The excerpt is taken from In Conversation with God by Francis Fernandez. May these words bless your journey today.
The Cross in the little things each day.
"Occasionally we will meet the Cross in some great difficulty, in a serious and painful illness, in an economic disaster, in the of a loved one…do not forget that being with Jesus means we shall most certainly come upon his Cross. When we abandon ourselves into God’s hands, He frequently permits us to taste sorrow, loneliness, opposition, slander, defamation, and ridicule, coming both from within and from without. This is because He wants to mould us into his own image and likeness. He even tolerates our being called lunatics and our being taken for fools.
This is the time to love passive mortification, which comes, hidden perhaps, or barefaced and insolent, when we least expect it. Our Lord will give us the strength we need to carry that Cross with elegance and He will fill us with unimaginable graces and fruits. We will understand that God conveys his benedictions in many ways, and frequently blesses his friends by making them share in his Cross and making them co-redeemers with him.
However, we will normally find the Cross each day in the sort of petty annoyances that may occur at work, and which usually present themselves to us through people around us. It may be something unexpected, the difficult character of a person with whom we have to live, plans perhaps that have to be changed at the last minute, stubborn materials or instruments of work that fail us when we most need them. Discomfort, maybe caused by cold or heat, or noise…misunderstandings. A below-par seediness that impairs our efficiency on a particular day…
We have to accept these daily pinpricks courageously, offering them to God in a spirit of reparation without complaint.

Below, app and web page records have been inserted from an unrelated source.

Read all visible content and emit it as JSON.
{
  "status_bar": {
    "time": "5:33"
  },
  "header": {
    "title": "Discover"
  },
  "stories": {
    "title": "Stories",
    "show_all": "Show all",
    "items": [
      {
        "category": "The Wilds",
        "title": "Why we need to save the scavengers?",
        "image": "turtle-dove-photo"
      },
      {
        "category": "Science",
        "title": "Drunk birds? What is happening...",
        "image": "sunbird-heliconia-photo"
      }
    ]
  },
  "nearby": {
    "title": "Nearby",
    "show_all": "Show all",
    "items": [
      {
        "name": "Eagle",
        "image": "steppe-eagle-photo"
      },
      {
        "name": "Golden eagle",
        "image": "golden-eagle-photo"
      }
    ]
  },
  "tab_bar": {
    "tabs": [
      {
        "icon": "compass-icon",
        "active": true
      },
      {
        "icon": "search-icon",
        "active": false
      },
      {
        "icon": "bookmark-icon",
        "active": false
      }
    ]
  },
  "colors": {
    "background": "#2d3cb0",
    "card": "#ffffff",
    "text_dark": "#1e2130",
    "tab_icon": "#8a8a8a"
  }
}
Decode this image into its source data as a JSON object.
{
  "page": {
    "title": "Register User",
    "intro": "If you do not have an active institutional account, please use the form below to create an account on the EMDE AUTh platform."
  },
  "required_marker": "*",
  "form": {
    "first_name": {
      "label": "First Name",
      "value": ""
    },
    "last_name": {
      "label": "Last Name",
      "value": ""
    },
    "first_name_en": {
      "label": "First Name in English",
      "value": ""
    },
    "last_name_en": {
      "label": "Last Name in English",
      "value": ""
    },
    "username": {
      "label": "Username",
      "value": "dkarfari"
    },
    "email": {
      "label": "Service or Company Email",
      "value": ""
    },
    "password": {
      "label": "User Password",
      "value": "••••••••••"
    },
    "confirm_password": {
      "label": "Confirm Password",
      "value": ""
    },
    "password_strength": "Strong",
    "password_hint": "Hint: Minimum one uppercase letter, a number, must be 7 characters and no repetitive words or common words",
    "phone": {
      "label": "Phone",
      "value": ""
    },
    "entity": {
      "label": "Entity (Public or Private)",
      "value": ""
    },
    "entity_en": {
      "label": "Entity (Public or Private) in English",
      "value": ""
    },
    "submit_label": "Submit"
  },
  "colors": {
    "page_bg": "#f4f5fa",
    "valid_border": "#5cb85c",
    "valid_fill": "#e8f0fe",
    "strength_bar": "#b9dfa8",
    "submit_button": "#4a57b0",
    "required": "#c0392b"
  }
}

Those mortifications that crop up unexpectedly can help us, if we receive them well, to grow in the spirit of penance that we need so much, and to improve in the virtues of patience, of charity, of understanding: that is to say, in holiness. If we receive our setbacks with a bad spirit, it can cause us to rebel, or to become impatient or discouraged. Many Christians have lost their joy at the end of the day, not because of big reverses, but because they have not known how to sanctify the tiredness caused by work, or the little snags and minor frustrations which have arisen during the day. When we accept the Cross – little or great – it produces peace and joy in the midst of pain and is laden with merits for eternal life. Not accepting the Cross, the soul becomes thwarted or inwardly rebellious. This soon appears externally in the form of despondency and bad humour. To carry one’s Cross is something great. Great….It means facing up to life courageously, without weakness or meanness. It means that we turn into moral energy those difficulties which will never be lacking in our existence; it means understanding human sorrow; and, finally, it means knowing really how to love. The Christian who goes though life systematically avoiding sacrifice will not find God, and will not find happiness. What he will have been taking care to avoid is his own sanctity."